by Marlene Berlin
It is time to visit Broad Branch Stream to see the tadpoles. When they are young, it is difficult to identify their species. Two species I have heard, the spring peepers and American toad (which made a debut performance during the Forest Hills Connection Broad Branch Stream tour in April), look similar in their beginning stages of growth.
As I was taking photos of the Broad Branch tadpoles a mallard male dropped in for a visit. He kept me company, quacking away. I am expecting to see ducklings soon.

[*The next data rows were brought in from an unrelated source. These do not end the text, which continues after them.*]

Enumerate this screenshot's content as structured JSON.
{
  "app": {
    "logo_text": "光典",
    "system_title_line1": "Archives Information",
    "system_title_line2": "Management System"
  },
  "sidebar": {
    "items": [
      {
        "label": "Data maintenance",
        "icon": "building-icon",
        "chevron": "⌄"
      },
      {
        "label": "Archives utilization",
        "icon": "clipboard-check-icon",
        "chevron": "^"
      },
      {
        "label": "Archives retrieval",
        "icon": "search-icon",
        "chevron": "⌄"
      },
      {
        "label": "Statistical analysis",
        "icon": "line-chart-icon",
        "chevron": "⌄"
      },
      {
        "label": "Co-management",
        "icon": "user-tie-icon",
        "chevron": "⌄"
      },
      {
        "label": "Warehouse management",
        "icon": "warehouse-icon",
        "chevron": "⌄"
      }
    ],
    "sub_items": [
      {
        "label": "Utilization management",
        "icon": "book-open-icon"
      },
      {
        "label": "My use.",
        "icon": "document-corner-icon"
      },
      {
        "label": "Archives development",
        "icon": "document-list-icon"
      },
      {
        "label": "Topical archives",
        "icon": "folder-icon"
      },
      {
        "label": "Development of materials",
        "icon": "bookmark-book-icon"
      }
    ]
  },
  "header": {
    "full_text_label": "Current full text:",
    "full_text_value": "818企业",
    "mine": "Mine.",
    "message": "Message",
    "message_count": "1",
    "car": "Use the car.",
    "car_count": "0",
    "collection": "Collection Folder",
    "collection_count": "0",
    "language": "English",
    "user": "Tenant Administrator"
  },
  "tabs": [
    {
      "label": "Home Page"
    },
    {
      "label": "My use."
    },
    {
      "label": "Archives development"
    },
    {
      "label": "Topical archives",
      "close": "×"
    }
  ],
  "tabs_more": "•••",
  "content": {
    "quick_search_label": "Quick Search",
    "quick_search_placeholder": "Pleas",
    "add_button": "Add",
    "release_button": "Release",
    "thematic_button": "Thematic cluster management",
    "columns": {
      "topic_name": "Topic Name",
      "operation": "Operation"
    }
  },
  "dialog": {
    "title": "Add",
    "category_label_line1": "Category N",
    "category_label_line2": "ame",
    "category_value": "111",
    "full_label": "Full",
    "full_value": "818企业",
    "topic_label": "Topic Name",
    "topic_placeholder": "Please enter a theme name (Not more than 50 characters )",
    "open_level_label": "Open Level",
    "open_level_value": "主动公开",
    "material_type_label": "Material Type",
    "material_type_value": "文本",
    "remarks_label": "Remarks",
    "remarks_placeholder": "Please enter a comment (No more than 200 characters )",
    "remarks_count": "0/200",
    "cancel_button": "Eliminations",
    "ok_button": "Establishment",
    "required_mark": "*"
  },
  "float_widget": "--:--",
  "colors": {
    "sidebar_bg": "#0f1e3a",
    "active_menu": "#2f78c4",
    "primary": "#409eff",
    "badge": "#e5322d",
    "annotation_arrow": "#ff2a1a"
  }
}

Tadpoles of other species can be seen in the pond about midway to the culvert on Broad Branch Road. Look for the big trunk jutting out and where Linnean Stream outflow comes in. That’s the pond. These tadpoles are much harder to spot. If you fix your gaze on a submerged log, you might find one or two. These tadpoles could be those of a gray tree frog or southern leopard, species reported to FrogWatchDC last summer in addition to the spring peeper and American toad. Their light brown-olive green coloring is not distinctive.
Often as you step near a pond you hear splashes and then see ripples as tadpoles of various stages of development dash for cover. They’re so fast you can’t catch even a glimpse. Don’t get discouraged. Patience is rewarded.
In most cases, we have another month or two to watch them grow up. It takes 50 to 65 days for the American toad to reach maturity, 60 days for the gray tree frog, and even longer for the spring peeper (60 to 90 days), southern leopard (60 to 80 days), and bullfrog (two years).
Bullfrogs tend to mate a little later. In mid-April, I visited a pond where bullfrogs like to congregate, but did not hear or see anything. Last year I was hearing them in mid-May.
Spotting these creatures is not always easy, but you’re guaranteed to hear them if you visit Broad Branch Stream around dusk. The frogs will be performing their nightly chorus. This is what you would have heard if you happened to be there on May 7th around 8:30 p.m.
Can you identify the species from their sounds? These videos can help you out:
Diana Hart says
This lovely write up brought me back to childhood at our creek and watching those tiny, wiggling mysterious creatures. Thanks for the audio reminder of summer evenings.